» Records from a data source
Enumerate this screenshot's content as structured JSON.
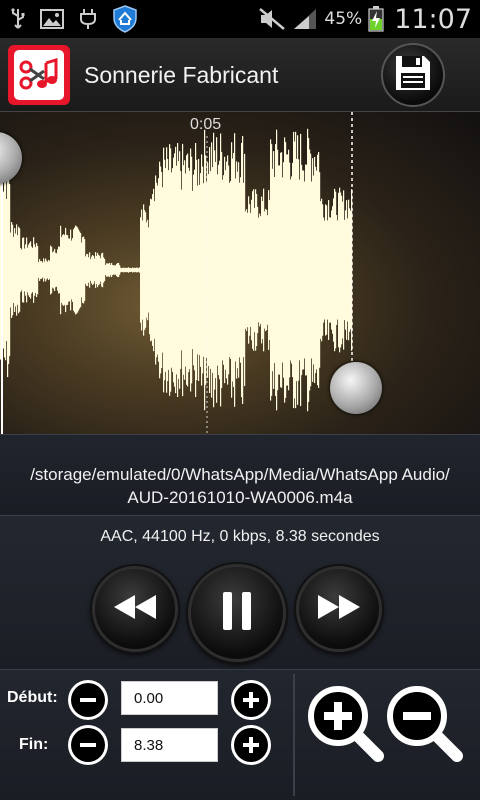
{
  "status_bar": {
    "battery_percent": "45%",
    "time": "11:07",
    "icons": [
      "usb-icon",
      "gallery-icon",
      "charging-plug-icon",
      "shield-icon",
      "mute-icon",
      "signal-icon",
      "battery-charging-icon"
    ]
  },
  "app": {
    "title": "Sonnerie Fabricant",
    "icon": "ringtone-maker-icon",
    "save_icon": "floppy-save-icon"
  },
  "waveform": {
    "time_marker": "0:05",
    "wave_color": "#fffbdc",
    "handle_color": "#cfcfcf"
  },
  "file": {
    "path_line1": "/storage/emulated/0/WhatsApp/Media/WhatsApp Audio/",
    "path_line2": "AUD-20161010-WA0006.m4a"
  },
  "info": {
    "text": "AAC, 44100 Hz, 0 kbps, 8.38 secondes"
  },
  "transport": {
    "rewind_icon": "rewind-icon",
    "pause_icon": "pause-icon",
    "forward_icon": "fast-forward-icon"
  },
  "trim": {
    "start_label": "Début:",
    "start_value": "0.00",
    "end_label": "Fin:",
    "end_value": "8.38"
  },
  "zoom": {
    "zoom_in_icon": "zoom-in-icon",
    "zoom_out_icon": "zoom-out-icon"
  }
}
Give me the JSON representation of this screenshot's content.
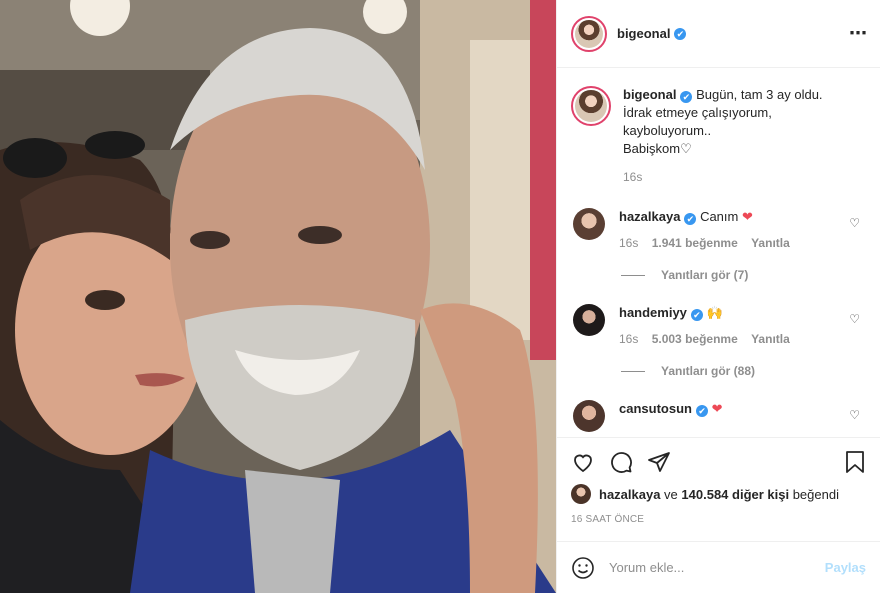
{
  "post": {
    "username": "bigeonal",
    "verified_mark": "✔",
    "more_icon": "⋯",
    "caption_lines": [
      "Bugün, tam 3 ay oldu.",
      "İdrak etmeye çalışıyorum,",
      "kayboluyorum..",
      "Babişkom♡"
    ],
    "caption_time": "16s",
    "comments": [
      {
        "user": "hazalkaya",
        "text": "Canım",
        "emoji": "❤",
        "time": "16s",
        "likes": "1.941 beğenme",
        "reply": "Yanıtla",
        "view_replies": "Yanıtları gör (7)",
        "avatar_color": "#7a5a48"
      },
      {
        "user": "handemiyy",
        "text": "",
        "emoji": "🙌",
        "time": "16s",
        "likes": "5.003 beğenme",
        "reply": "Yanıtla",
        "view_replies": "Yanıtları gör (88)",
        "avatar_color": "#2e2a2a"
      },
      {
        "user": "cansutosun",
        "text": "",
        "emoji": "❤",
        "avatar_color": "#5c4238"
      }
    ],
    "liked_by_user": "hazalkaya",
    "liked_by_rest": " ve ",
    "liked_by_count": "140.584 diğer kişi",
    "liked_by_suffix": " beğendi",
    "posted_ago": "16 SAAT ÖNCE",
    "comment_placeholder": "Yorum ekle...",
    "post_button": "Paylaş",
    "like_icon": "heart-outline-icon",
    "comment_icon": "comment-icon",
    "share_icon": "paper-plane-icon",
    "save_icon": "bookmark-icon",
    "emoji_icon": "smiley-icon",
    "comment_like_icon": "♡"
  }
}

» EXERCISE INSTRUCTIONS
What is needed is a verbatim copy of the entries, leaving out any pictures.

» WRITTEN ANSWER
Enumerate this screenshot's content as structured JSON.
{
  "status_bar": {
    "battery_percent": "45%",
    "time": "11:07",
    "icons": [
      "usb-icon",
      "gallery-icon",
      "charging-plug-icon",
      "shield-icon",
      "mute-icon",
      "signal-icon",
      "battery-charging-icon"
    ]
  },
  "app": {
    "title": "Sonnerie Fabricant",
    "icon": "ringtone-maker-icon",
    "save_icon": "floppy-save-icon"
  },
  "waveform": {
    "time_marker": "0:05",
    "wave_color": "#fffbdc",
    "handle_color": "#cfcfcf"
  },
  "file": {
    "path_line1": "/storage/emulated/0/WhatsApp/Media/WhatsApp Audio/",
    "path_line2": "AUD-20161010-WA0006.m4a"
  },
  "info": {
    "text": "AAC, 44100 Hz, 0 kbps, 8.38 secondes"
  },
  "transport": {
    "rewind_icon": "rewind-icon",
    "pause_icon": "pause-icon",
    "forward_icon": "fast-forward-icon"
  },
  "trim": {
    "start_label": "Début:",
    "start_value": "0.00",
    "end_label": "Fin:",
    "end_value": "8.38"
  },
  "zoom": {
    "zoom_in_icon": "zoom-in-icon",
    "zoom_out_icon": "zoom-out-icon"
  }
}
Give me the JSON representation of this screenshot's content.
{
  "post": {
    "username": "bigeonal",
    "verified_mark": "✔",
    "more_icon": "⋯",
    "caption_lines": [
      "Bugün, tam 3 ay oldu.",
      "İdrak etmeye çalışıyorum,",
      "kayboluyorum..",
      "Babişkom♡"
    ],
    "caption_time": "16s",
    "comments": [
      {
        "user": "hazalkaya",
        "text": "Canım",
        "emoji": "❤",
        "time": "16s",
        "likes": "1.941 beğenme",
        "reply": "Yanıtla",
        "view_replies": "Yanıtları gör (7)",
        "avatar_color": "#7a5a48"
      },
      {
        "user": "handemiyy",
        "text": "",
        "emoji": "🙌",
        "time": "16s",
        "likes": "5.003 beğenme",
        "reply": "Yanıtla",
        "view_replies": "Yanıtları gör (88)",
        "avatar_color": "#2e2a2a"
      },
      {
        "user": "cansutosun",
        "text": "",
        "emoji": "❤",
        "avatar_color": "#5c4238"
      }
    ],
    "liked_by_user": "hazalkaya",
    "liked_by_rest": " ve ",
    "liked_by_count": "140.584 diğer kişi",
    "liked_by_suffix": " beğendi",
    "posted_ago": "16 SAAT ÖNCE",
    "comment_placeholder": "Yorum ekle...",
    "post_button": "Paylaş",
    "like_icon": "heart-outline-icon",
    "comment_icon": "comment-icon",
    "share_icon": "paper-plane-icon",
    "save_icon": "bookmark-icon",
    "emoji_icon": "smiley-icon",
    "comment_like_icon": "♡"
  }
}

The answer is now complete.